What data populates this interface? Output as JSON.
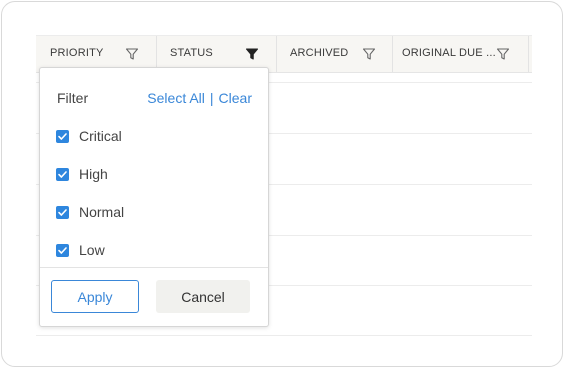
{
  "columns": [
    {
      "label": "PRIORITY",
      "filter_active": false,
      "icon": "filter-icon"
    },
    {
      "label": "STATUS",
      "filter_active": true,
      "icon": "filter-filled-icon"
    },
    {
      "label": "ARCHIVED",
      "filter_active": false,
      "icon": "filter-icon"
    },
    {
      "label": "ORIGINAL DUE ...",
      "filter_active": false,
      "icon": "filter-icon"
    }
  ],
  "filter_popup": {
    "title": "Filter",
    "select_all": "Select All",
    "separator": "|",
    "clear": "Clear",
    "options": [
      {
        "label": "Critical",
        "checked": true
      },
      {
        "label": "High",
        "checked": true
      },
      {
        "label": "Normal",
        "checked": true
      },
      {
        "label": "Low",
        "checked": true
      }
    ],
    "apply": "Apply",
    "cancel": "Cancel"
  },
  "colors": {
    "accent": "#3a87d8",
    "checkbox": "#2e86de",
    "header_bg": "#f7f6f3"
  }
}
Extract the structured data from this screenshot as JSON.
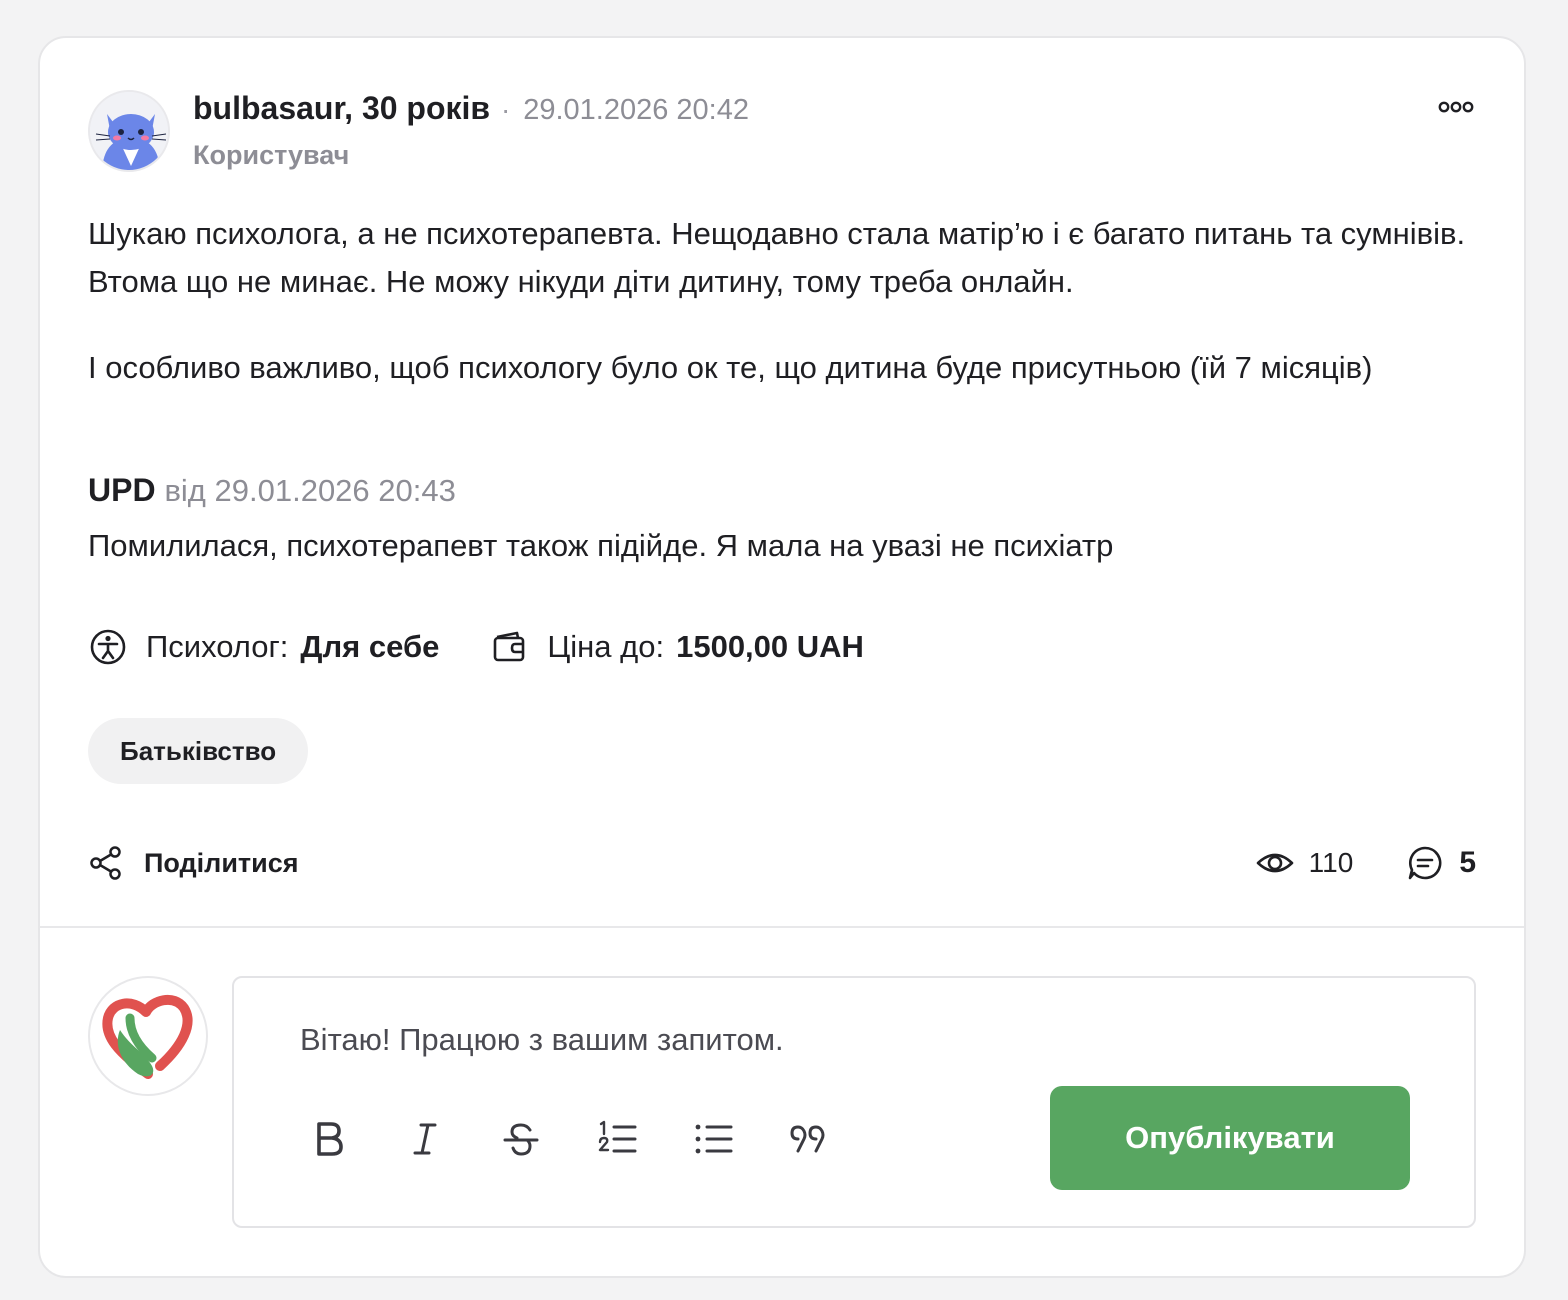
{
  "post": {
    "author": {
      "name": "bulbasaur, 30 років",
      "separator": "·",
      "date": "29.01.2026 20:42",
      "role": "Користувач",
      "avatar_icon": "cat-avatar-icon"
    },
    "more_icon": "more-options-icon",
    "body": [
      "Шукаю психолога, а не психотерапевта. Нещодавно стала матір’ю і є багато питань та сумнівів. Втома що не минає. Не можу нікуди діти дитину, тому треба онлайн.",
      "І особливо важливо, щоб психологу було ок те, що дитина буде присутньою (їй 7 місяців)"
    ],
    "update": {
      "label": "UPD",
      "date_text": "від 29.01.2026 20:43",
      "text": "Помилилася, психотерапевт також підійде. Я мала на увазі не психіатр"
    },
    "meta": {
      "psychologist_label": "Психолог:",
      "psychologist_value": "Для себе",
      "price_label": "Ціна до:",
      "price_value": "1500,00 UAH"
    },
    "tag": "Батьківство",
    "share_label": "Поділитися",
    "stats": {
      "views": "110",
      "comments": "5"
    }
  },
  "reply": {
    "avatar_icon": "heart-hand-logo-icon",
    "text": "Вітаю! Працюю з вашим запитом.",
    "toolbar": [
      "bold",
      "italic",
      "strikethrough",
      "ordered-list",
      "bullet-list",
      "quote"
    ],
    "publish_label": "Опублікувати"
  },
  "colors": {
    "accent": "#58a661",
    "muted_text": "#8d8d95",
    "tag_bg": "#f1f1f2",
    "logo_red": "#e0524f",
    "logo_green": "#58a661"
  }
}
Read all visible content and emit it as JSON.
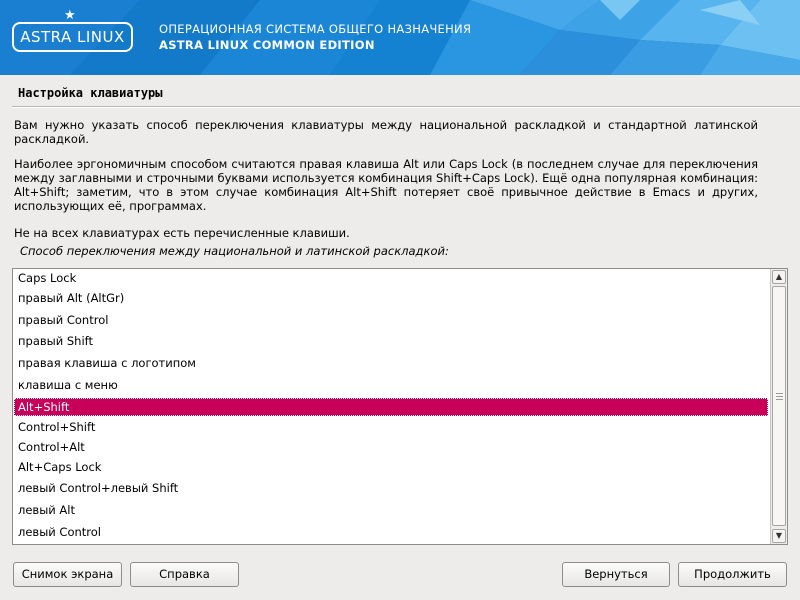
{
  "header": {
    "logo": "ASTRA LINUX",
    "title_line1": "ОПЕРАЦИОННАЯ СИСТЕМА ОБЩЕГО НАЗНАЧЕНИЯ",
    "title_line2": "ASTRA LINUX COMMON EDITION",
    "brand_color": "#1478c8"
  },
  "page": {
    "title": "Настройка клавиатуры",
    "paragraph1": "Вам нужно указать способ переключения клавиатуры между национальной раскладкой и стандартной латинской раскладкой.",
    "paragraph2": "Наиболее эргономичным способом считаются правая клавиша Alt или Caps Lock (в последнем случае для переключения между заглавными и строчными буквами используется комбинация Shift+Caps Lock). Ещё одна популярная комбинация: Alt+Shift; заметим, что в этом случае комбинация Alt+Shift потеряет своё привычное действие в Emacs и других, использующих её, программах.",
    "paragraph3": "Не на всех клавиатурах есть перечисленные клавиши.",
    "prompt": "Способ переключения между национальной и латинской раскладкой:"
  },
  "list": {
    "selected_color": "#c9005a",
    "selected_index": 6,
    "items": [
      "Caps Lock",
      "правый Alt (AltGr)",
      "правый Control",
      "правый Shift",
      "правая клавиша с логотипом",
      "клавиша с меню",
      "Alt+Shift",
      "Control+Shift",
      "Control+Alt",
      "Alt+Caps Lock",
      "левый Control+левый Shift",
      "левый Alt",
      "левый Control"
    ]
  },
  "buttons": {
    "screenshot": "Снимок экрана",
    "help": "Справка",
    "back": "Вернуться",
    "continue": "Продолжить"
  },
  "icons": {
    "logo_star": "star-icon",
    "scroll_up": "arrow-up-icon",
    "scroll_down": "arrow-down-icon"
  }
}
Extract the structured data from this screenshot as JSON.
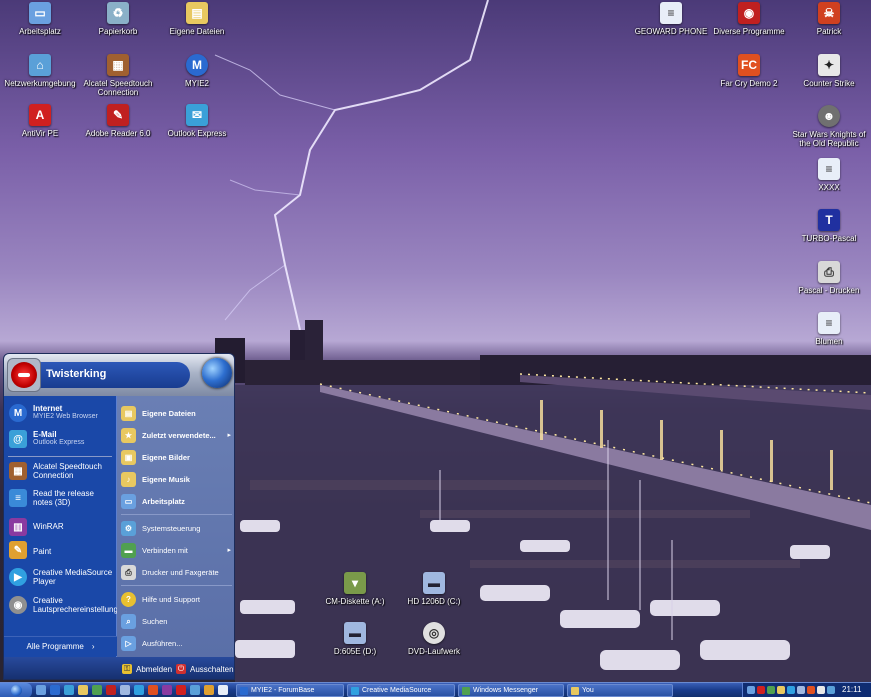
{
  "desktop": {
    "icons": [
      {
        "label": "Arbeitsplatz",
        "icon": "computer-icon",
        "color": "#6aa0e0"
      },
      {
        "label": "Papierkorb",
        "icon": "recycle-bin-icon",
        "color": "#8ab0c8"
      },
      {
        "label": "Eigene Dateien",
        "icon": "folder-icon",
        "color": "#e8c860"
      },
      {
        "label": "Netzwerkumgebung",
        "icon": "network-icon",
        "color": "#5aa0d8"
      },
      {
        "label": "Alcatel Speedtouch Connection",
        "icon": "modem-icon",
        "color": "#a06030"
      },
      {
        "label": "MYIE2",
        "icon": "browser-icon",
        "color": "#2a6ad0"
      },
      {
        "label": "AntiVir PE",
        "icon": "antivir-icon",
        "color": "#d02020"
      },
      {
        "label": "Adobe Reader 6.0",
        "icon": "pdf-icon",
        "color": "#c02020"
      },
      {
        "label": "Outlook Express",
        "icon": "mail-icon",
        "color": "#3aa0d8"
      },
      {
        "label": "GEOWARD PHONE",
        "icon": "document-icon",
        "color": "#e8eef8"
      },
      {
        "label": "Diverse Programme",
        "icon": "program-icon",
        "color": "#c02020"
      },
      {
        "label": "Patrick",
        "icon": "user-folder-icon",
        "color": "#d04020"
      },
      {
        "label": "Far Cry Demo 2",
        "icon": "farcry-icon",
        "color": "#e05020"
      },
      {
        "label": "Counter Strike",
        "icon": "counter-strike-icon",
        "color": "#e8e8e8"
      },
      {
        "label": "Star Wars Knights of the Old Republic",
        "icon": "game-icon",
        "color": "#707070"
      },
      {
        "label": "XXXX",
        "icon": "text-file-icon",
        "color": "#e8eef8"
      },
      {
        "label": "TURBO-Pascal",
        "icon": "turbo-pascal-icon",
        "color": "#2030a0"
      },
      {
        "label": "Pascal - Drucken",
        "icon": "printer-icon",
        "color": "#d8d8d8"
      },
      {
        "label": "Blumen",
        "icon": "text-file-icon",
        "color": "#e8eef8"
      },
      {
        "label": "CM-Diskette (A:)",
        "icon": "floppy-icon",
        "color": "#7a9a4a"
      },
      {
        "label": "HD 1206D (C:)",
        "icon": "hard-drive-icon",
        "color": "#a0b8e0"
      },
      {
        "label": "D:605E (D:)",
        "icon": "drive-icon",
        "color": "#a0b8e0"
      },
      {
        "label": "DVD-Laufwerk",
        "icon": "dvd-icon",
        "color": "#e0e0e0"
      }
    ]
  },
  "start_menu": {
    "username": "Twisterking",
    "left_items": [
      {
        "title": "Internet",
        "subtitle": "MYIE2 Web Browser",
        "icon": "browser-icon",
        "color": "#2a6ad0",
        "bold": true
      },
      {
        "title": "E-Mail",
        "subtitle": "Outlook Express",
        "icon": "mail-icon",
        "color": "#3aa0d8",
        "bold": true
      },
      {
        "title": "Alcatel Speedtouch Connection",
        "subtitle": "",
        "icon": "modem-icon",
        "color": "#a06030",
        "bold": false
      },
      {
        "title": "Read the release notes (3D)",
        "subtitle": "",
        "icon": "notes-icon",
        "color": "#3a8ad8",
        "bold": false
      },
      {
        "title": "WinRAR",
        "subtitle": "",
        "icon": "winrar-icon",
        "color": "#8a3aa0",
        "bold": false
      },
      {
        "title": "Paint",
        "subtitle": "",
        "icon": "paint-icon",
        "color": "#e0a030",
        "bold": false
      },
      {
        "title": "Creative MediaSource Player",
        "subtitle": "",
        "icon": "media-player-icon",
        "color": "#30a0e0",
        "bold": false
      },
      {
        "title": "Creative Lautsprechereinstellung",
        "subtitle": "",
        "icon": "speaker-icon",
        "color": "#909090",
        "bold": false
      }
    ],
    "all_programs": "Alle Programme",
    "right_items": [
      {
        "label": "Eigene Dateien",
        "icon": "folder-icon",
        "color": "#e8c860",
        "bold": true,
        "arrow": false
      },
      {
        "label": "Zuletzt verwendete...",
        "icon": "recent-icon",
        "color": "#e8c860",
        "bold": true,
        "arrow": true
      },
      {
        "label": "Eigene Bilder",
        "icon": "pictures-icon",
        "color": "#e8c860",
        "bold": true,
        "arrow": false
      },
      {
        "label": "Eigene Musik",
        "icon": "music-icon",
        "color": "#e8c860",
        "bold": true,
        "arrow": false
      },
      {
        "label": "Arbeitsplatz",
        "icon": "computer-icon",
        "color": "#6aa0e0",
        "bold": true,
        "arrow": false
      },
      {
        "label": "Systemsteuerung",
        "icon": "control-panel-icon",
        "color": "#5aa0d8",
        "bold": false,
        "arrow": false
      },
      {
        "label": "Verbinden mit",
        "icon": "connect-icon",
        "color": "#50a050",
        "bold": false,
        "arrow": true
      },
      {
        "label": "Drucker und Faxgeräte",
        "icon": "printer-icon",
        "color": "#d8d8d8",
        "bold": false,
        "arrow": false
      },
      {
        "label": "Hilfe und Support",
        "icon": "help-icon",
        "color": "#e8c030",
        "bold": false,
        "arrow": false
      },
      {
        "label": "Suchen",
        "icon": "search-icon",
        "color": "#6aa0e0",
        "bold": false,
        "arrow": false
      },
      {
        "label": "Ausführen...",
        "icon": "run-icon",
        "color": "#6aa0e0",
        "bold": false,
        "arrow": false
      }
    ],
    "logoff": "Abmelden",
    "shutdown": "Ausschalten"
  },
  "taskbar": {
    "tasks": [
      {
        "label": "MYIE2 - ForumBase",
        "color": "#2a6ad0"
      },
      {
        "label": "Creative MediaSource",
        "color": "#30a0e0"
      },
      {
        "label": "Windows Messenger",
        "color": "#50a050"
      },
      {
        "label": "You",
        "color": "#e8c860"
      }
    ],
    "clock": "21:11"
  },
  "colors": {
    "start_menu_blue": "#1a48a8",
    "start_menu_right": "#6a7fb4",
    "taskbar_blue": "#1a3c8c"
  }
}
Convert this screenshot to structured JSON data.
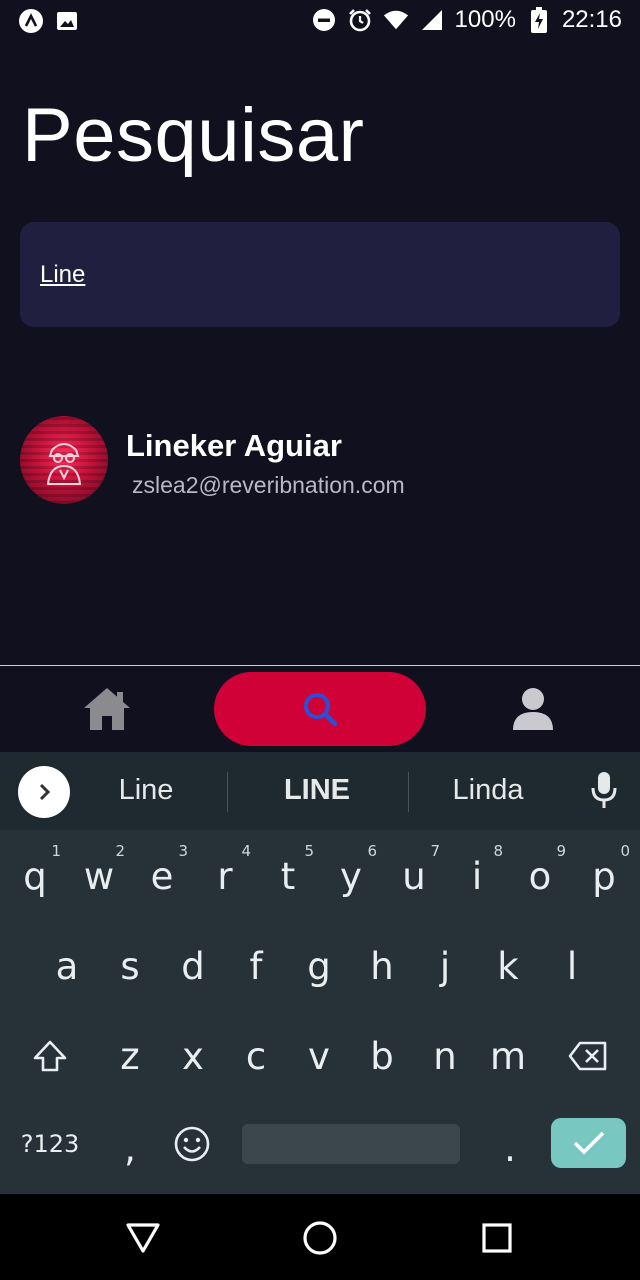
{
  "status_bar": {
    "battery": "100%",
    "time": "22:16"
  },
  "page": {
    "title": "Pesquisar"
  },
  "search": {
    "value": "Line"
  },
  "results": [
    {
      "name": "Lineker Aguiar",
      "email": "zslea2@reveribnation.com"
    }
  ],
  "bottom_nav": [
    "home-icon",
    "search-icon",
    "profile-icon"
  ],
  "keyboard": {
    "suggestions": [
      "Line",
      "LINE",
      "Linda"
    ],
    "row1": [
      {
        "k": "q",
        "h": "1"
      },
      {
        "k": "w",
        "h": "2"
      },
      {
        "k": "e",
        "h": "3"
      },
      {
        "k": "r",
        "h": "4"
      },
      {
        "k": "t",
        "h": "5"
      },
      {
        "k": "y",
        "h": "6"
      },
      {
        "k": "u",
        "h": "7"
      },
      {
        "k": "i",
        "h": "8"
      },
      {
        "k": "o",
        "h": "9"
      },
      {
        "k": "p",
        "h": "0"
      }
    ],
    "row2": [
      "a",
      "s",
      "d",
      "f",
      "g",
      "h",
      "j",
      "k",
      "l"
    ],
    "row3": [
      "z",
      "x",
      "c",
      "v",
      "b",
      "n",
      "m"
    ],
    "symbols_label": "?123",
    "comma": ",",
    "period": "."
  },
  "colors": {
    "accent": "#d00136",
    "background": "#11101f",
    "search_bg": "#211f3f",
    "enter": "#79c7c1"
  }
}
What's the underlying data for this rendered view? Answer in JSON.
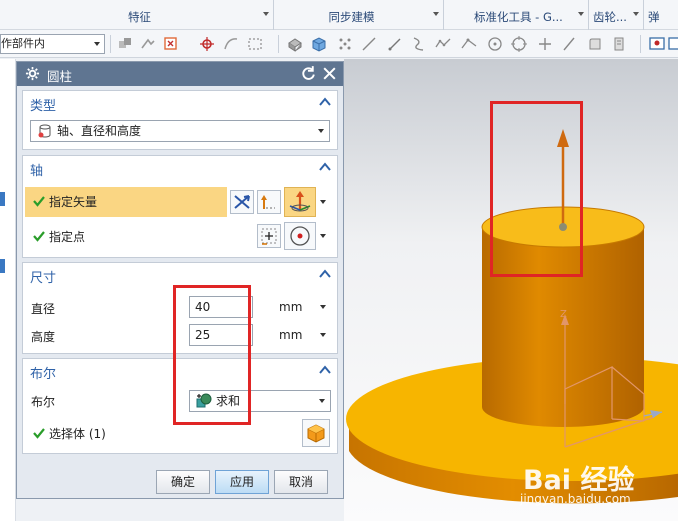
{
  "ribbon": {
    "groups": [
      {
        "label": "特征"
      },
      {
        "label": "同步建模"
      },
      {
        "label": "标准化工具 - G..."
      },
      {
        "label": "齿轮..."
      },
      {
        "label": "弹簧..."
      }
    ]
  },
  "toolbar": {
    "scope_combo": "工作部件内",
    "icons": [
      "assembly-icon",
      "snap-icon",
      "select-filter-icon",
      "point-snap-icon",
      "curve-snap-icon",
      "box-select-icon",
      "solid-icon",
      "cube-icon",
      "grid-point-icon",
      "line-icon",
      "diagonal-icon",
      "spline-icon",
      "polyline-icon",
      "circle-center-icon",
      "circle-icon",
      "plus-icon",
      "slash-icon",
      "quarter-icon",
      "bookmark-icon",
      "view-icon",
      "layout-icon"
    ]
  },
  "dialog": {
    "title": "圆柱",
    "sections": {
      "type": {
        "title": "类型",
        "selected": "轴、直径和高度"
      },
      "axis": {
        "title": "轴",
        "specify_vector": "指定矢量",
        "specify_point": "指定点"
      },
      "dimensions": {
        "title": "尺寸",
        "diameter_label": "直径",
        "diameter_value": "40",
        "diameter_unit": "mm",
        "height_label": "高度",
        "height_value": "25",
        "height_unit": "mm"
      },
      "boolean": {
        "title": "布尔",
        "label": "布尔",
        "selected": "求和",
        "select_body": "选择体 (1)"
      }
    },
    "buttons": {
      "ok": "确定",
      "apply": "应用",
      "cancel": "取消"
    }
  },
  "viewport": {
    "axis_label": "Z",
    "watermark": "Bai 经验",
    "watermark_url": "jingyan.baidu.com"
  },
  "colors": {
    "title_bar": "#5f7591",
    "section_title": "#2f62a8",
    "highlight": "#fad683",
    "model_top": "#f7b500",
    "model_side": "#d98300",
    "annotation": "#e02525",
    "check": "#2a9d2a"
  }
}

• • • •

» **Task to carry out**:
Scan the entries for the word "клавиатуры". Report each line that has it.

» **Exercise answer**:
    "title": "Настройка клавиатуры",
    "paragraph1": "Вам нужно указать способ переключения клавиатуры между национальной раскладкой и стандартной латинской раскладкой.",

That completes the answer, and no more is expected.